Knitted Gifts: Irresistible Projects to Make and Give
by Ann Budd
One of the things I’m enjoying most about this gig of writing book reviews is having a chance to look through books just like this. As I flipped through for the first time, I kept smiling and saying, “Ooh,” “Pretty,” “Nice!” from one pattern to the next.
There are a lot of them, too. I count 37 patterns, and that’s not separating out the ones that are listed as sets, like the hat/mitten set on the cover. Thirty-seven patterns. That’s huge!
And–I can’t remember the last time I said this–there’s not a loser in the bunch.
I can already think of at least five of these patterns that I actively want to make (like the ballet slippers, for example), and even the ones I’m not likely to need (I don’t think my dog would care for the catnip mouse), are still adorable.

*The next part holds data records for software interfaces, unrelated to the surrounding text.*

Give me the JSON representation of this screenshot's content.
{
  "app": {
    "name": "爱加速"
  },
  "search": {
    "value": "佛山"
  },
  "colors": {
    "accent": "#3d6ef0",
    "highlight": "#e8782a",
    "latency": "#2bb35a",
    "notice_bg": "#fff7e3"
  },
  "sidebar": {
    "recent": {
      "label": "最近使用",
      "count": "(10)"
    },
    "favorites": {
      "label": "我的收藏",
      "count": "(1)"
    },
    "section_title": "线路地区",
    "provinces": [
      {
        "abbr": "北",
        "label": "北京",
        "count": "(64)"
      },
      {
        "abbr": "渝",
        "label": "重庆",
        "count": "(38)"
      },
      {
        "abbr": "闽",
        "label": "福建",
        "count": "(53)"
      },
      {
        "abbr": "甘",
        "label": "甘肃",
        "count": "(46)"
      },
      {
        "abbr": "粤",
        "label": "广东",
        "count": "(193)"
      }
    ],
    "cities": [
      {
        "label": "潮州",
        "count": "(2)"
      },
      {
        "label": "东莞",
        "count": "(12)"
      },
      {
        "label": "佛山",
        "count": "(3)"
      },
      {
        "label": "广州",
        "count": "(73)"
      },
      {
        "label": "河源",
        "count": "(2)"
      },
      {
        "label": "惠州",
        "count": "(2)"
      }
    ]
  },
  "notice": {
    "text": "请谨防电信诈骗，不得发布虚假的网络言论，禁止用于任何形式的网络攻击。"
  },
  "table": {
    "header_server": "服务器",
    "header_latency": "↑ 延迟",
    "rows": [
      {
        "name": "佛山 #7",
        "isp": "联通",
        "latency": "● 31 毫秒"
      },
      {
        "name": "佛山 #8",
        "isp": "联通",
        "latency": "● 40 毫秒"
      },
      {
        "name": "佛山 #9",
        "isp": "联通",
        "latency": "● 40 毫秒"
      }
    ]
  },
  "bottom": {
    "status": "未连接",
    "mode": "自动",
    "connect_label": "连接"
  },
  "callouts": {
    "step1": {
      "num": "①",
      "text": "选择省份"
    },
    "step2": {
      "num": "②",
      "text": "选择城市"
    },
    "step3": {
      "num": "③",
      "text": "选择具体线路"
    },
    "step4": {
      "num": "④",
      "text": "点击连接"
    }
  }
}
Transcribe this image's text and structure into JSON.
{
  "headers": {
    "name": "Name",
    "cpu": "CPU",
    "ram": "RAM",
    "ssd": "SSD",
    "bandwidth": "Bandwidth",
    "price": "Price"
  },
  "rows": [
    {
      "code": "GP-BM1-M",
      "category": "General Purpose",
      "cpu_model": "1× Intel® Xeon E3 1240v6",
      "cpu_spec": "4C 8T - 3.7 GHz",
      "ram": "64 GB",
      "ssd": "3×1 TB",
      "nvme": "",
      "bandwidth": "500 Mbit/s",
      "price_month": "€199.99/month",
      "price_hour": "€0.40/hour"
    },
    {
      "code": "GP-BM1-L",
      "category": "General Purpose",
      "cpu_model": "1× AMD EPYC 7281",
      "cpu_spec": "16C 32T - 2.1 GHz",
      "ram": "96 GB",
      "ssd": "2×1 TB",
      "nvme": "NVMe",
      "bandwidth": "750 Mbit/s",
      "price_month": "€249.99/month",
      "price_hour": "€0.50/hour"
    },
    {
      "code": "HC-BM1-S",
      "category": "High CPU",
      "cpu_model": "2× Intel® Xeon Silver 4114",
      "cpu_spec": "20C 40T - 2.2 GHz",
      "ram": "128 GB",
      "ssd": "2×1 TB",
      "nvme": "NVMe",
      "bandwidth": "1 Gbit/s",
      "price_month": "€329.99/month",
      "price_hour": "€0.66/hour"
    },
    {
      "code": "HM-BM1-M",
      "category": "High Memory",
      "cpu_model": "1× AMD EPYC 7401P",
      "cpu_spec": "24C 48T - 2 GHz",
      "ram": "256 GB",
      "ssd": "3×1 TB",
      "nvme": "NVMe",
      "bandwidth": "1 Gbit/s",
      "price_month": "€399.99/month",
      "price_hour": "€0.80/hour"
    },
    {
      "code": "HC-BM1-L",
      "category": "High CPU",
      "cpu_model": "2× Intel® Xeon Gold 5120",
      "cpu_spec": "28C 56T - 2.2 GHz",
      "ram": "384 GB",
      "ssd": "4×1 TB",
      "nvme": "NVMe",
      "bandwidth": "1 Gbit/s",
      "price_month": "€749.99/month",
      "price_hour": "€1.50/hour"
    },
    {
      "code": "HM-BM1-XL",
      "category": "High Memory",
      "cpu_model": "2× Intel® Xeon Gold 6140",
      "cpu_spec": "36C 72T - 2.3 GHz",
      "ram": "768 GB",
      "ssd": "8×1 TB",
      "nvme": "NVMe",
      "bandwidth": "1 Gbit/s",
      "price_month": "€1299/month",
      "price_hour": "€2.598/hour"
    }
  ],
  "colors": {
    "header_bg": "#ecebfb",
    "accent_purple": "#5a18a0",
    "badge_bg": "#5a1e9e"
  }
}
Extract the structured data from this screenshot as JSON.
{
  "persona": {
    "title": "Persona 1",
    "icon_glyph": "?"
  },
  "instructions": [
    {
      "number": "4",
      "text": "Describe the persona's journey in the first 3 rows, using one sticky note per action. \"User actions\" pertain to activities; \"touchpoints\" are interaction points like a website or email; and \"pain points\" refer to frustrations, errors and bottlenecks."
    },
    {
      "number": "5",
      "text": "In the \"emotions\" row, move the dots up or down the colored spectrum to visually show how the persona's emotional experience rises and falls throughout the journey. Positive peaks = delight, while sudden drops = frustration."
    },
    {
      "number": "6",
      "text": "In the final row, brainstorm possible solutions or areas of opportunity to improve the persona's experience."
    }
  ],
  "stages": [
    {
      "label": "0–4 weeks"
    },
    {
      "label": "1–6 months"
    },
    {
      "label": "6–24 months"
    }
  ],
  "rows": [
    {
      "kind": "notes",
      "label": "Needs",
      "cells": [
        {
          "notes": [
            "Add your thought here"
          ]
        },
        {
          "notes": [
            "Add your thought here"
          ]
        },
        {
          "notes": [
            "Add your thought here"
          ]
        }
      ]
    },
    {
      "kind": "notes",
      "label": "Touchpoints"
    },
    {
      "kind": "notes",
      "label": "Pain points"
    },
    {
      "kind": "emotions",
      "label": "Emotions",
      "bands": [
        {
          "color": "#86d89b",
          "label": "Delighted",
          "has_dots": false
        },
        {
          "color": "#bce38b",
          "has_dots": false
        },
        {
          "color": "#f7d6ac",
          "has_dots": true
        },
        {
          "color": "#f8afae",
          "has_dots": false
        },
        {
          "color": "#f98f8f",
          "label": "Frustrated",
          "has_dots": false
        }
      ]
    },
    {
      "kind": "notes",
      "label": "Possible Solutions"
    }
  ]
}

You probably want specifics, huh?
There are a number of nice, basic patterns in here. Socks. Hats. Scarves. Dishcloths. Some are simpler; some are more complex. The Gentleman’s Scarf, for example, is a simple-looking scarf, but it’s knitted in such a fine gauge, the rows are 80 stitches across, as compared to the 26 stitches in the Transitions scarf. Neither pattern is exceptionally complicated, but the gauge makes a huge difference in the committment required to knit them.
The Texter Gloves, with their retractable thumbs to make sending text messages easier are clever. The Motor baby bunting is warm and cozy and has a slit for buckling the baby into a car seat. I love the creativity of the Neckwarmer Hat that can be worn around the neck or on the head. It’s the outside-the-box touches like these that make me appreciate these designs. They’re creative, but also eminently practical for what they need to do.
Not everything is for wearing, either. There are pillow designs, too. Napkin rings. A coffee cup holder to replace the cardboard ones you get with take-out. I love the Folded Tweed Bag, too, which is creative and yet practical. A bottle sleeve to keep your wine from dripping (and I bet it could be adapted to a teapot, too). A cozy for a votive candle holder. Oven mitts. How about a set of juggling balls?
Really, I LIKE this book. It’s fun. It’s practical. It has a complete table of contents, schematics where necessary, and illustrative-yet-not-camoflauging photographs.
Not to mention–though I SHOULD mention–a great cast of designers. Pam Allen, Veronik Avery, Nancy Bush, Gregory Courtney, Chrissy Gardiner, Kim Hamlin, Therese Inverso. Mags Kandis, Cecily Glowik Macdonald, Marta McCall, Kathy Merrick, Kristin Nicholas, Ruthie Nussbaum, Vicki Square, Jaya Srikrishnan, Elissa Sugishita, Judith L Swartz, Kathy Ticho. Jolene Treach, Kathy Zimmerman. Along, of course, with Ann Budd, who never disappoints.
Reviewed by Deb Boyken
Deb has been knitting since 1987 and has accumulated quite a collection of knitting books over the years. Her website, Knitting Scholar, can be found at http://knittingscholar.com.